**Items from an interface collection:**
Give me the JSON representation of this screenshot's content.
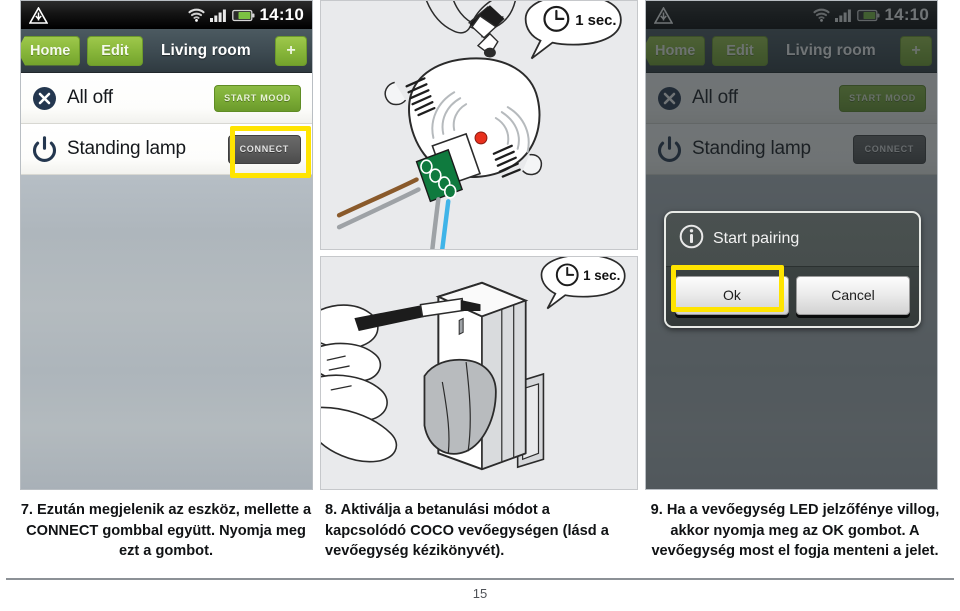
{
  "document": {
    "page_number": "15",
    "language": "hu"
  },
  "phone_left": {
    "status_bar": {
      "time": "14:10",
      "icons": [
        "warning-triangle-icon",
        "wifi-icon",
        "signal-bars-icon",
        "battery-icon"
      ]
    },
    "nav_bar": {
      "home_label": "Home",
      "edit_label": "Edit",
      "title": "Living room",
      "add_label": "+"
    },
    "rows": [
      {
        "icon": "close-circle-icon",
        "label": "All off",
        "button": "START MOOD",
        "button_style": "green"
      },
      {
        "icon": "power-icon",
        "label": "Standing lamp",
        "button": "CONNECT",
        "button_style": "gray"
      }
    ],
    "highlight": "connect-button"
  },
  "phone_right": {
    "status_bar": {
      "time": "14:10",
      "icons": [
        "warning-triangle-icon",
        "wifi-icon",
        "signal-bars-icon",
        "battery-icon"
      ]
    },
    "nav_bar": {
      "home_label": "Home",
      "edit_label": "Edit",
      "title": "Living room",
      "add_label": "+"
    },
    "rows": [
      {
        "icon": "close-circle-icon",
        "label": "All off",
        "button": "START MOOD",
        "button_style": "green"
      },
      {
        "icon": "power-icon",
        "label": "Standing lamp",
        "button": "CONNECT",
        "button_style": "gray"
      }
    ],
    "dialog": {
      "icon": "info-icon",
      "title": "Start pairing",
      "ok_label": "Ok",
      "cancel_label": "Cancel"
    },
    "highlight": "ok-button"
  },
  "illustrations": [
    {
      "name": "built-in-receiver-press-button",
      "bubble_text": "1 sec.",
      "bubble_icon": "clock-icon"
    },
    {
      "name": "plug-in-receiver-press-button",
      "bubble_text": "1 sec.",
      "bubble_icon": "clock-icon"
    }
  ],
  "captions": {
    "step7": "7. Ezután megjelenik az eszköz, mellette a CONNECT gombbal együtt. Nyomja meg ezt a gombot.",
    "step8": "8. Aktiválja a betanulási módot a kapcsolódó COCO vevőegységen (lásd a vevőegység kézikönyvét).",
    "step9": "9. Ha a vevőegység LED jelzőfénye villog, akkor nyomja meg az OK gombot. A vevőegység most el fogja menteni a jelet."
  },
  "colors": {
    "highlight_yellow": "#ffe400",
    "accent_green": "#86b539",
    "nav_dark": "#3d4a51",
    "icon_navy": "#24374f"
  }
}
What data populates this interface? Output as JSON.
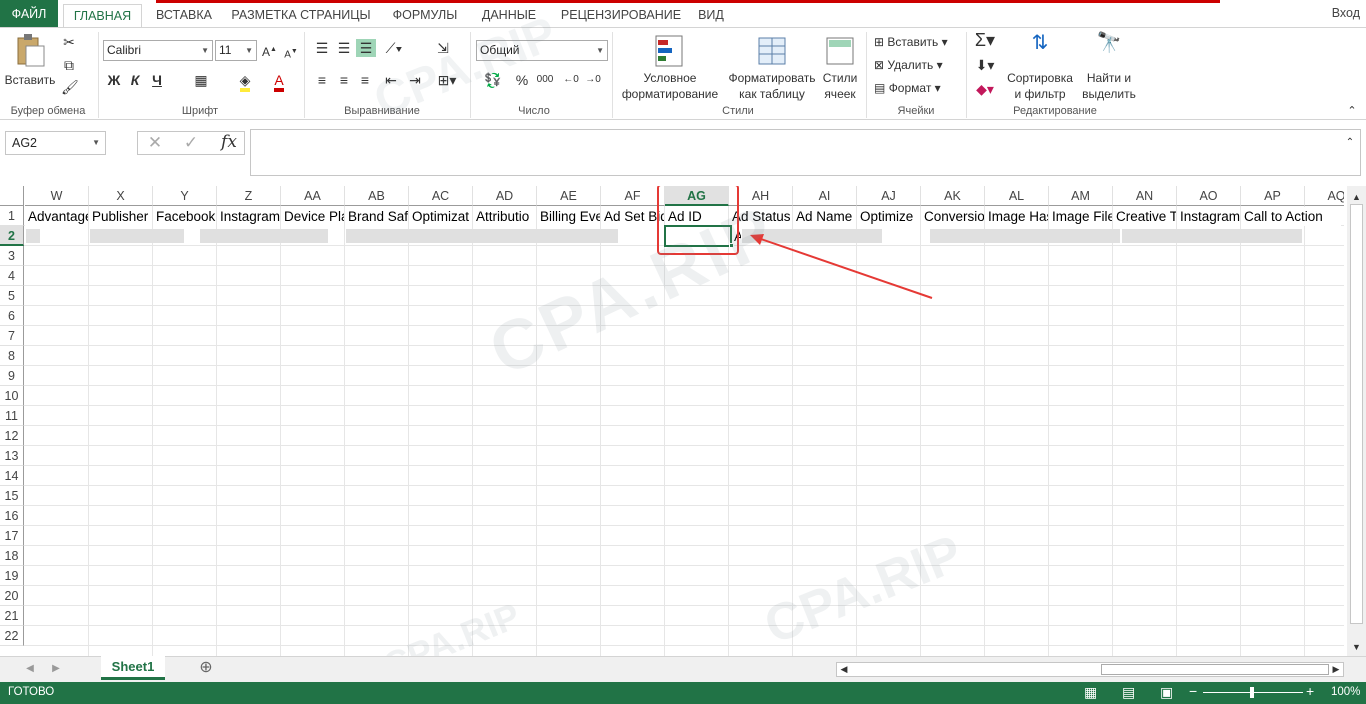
{
  "tabs": [
    "ФАЙЛ",
    "ГЛАВНАЯ",
    "ВСТАВКА",
    "РАЗМЕТКА СТРАНИЦЫ",
    "ФОРМУЛЫ",
    "ДАННЫЕ",
    "РЕЦЕНЗИРОВАНИЕ",
    "ВИД"
  ],
  "login": "Вход",
  "ribbon": {
    "paste": "Вставить",
    "font_name": "Calibri",
    "font_size": "11",
    "bold": "Ж",
    "italic": "К",
    "underline": "Ч",
    "number_format": "Общий",
    "percent": "%",
    "thousands": "000",
    "cond_format_1": "Условное",
    "cond_format_2": "форматирование",
    "format_table_1": "Форматировать",
    "format_table_2": "как таблицу",
    "cell_styles_1": "Стили",
    "cell_styles_2": "ячеек",
    "insert": "Вставить",
    "delete": "Удалить",
    "format": "Формат",
    "sort_1": "Сортировка",
    "sort_2": "и фильтр",
    "find_1": "Найти и",
    "find_2": "выделить",
    "groups": [
      "Буфер обмена",
      "Шрифт",
      "Выравнивание",
      "Число",
      "Стили",
      "Ячейки",
      "Редактирование"
    ]
  },
  "name_box": "AG2",
  "fx": "fx",
  "columns": [
    "W",
    "X",
    "Y",
    "Z",
    "AA",
    "AB",
    "AC",
    "AD",
    "AE",
    "AF",
    "AG",
    "AH",
    "AI",
    "AJ",
    "AK",
    "AL",
    "AM",
    "AN",
    "AO",
    "AP",
    "AQ"
  ],
  "selected_column": "AG",
  "rows": [
    "1",
    "2",
    "3",
    "4",
    "5",
    "6",
    "7",
    "8",
    "9",
    "10",
    "11",
    "12",
    "13",
    "14",
    "15",
    "16",
    "17",
    "18",
    "19",
    "20",
    "21",
    "22"
  ],
  "header_cells": [
    "Advantage",
    "Publisher",
    "Facebook",
    "Instagram",
    "Device Pla",
    "Brand Safe",
    "Optimizat",
    "Attributio",
    "Billing Eve",
    "Ad Set Bid",
    "Ad ID",
    "Ad Status",
    "Ad Name",
    "Optimize",
    "Conversio",
    "Image Has",
    "Image File",
    "Creative T",
    "Instagram",
    "Call to Action",
    ""
  ],
  "row2_partial": "A",
  "sheet": "Sheet1",
  "status": "ГОТОВО",
  "zoom": "100%",
  "watermark": "CPA.RIP",
  "colors": {
    "accent": "#217346",
    "highlight": "#e53935"
  }
}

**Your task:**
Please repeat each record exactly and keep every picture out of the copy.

**Answer box:**
Give me the JSON representation of this screenshot's content.
{
  "document": {
    "page_number": "15",
    "language": "hu"
  },
  "phone_left": {
    "status_bar": {
      "time": "14:10",
      "icons": [
        "warning-triangle-icon",
        "wifi-icon",
        "signal-bars-icon",
        "battery-icon"
      ]
    },
    "nav_bar": {
      "home_label": "Home",
      "edit_label": "Edit",
      "title": "Living room",
      "add_label": "+"
    },
    "rows": [
      {
        "icon": "close-circle-icon",
        "label": "All off",
        "button": "START MOOD",
        "button_style": "green"
      },
      {
        "icon": "power-icon",
        "label": "Standing lamp",
        "button": "CONNECT",
        "button_style": "gray"
      }
    ],
    "highlight": "connect-button"
  },
  "phone_right": {
    "status_bar": {
      "time": "14:10",
      "icons": [
        "warning-triangle-icon",
        "wifi-icon",
        "signal-bars-icon",
        "battery-icon"
      ]
    },
    "nav_bar": {
      "home_label": "Home",
      "edit_label": "Edit",
      "title": "Living room",
      "add_label": "+"
    },
    "rows": [
      {
        "icon": "close-circle-icon",
        "label": "All off",
        "button": "START MOOD",
        "button_style": "green"
      },
      {
        "icon": "power-icon",
        "label": "Standing lamp",
        "button": "CONNECT",
        "button_style": "gray"
      }
    ],
    "dialog": {
      "icon": "info-icon",
      "title": "Start pairing",
      "ok_label": "Ok",
      "cancel_label": "Cancel"
    },
    "highlight": "ok-button"
  },
  "illustrations": [
    {
      "name": "built-in-receiver-press-button",
      "bubble_text": "1 sec.",
      "bubble_icon": "clock-icon"
    },
    {
      "name": "plug-in-receiver-press-button",
      "bubble_text": "1 sec.",
      "bubble_icon": "clock-icon"
    }
  ],
  "captions": {
    "step7": "7. Ezután megjelenik az eszköz, mellette a CONNECT gombbal együtt. Nyomja meg ezt a gombot.",
    "step8": "8. Aktiválja a betanulási módot a kapcsolódó COCO vevőegységen (lásd a vevőegység kézikönyvét).",
    "step9": "9. Ha a vevőegység LED jelzőfénye villog, akkor nyomja meg az OK gombot. A vevőegység most el fogja menteni a jelet."
  },
  "colors": {
    "highlight_yellow": "#ffe400",
    "accent_green": "#86b539",
    "nav_dark": "#3d4a51",
    "icon_navy": "#24374f"
  }
}
What data populates this interface? Output as JSON.
{
  "tabs": [
    "ФАЙЛ",
    "ГЛАВНАЯ",
    "ВСТАВКА",
    "РАЗМЕТКА СТРАНИЦЫ",
    "ФОРМУЛЫ",
    "ДАННЫЕ",
    "РЕЦЕНЗИРОВАНИЕ",
    "ВИД"
  ],
  "login": "Вход",
  "ribbon": {
    "paste": "Вставить",
    "font_name": "Calibri",
    "font_size": "11",
    "bold": "Ж",
    "italic": "К",
    "underline": "Ч",
    "number_format": "Общий",
    "percent": "%",
    "thousands": "000",
    "cond_format_1": "Условное",
    "cond_format_2": "форматирование",
    "format_table_1": "Форматировать",
    "format_table_2": "как таблицу",
    "cell_styles_1": "Стили",
    "cell_styles_2": "ячеек",
    "insert": "Вставить",
    "delete": "Удалить",
    "format": "Формат",
    "sort_1": "Сортировка",
    "sort_2": "и фильтр",
    "find_1": "Найти и",
    "find_2": "выделить",
    "groups": [
      "Буфер обмена",
      "Шрифт",
      "Выравнивание",
      "Число",
      "Стили",
      "Ячейки",
      "Редактирование"
    ]
  },
  "name_box": "AG2",
  "fx": "fx",
  "columns": [
    "W",
    "X",
    "Y",
    "Z",
    "AA",
    "AB",
    "AC",
    "AD",
    "AE",
    "AF",
    "AG",
    "AH",
    "AI",
    "AJ",
    "AK",
    "AL",
    "AM",
    "AN",
    "AO",
    "AP",
    "AQ"
  ],
  "selected_column": "AG",
  "rows": [
    "1",
    "2",
    "3",
    "4",
    "5",
    "6",
    "7",
    "8",
    "9",
    "10",
    "11",
    "12",
    "13",
    "14",
    "15",
    "16",
    "17",
    "18",
    "19",
    "20",
    "21",
    "22"
  ],
  "header_cells": [
    "Advantage",
    "Publisher",
    "Facebook",
    "Instagram",
    "Device Pla",
    "Brand Safe",
    "Optimizat",
    "Attributio",
    "Billing Eve",
    "Ad Set Bid",
    "Ad ID",
    "Ad Status",
    "Ad Name",
    "Optimize",
    "Conversio",
    "Image Has",
    "Image File",
    "Creative T",
    "Instagram",
    "Call to Action",
    ""
  ],
  "row2_partial": "A",
  "sheet": "Sheet1",
  "status": "ГОТОВО",
  "zoom": "100%",
  "watermark": "CPA.RIP",
  "colors": {
    "accent": "#217346",
    "highlight": "#e53935"
  }
}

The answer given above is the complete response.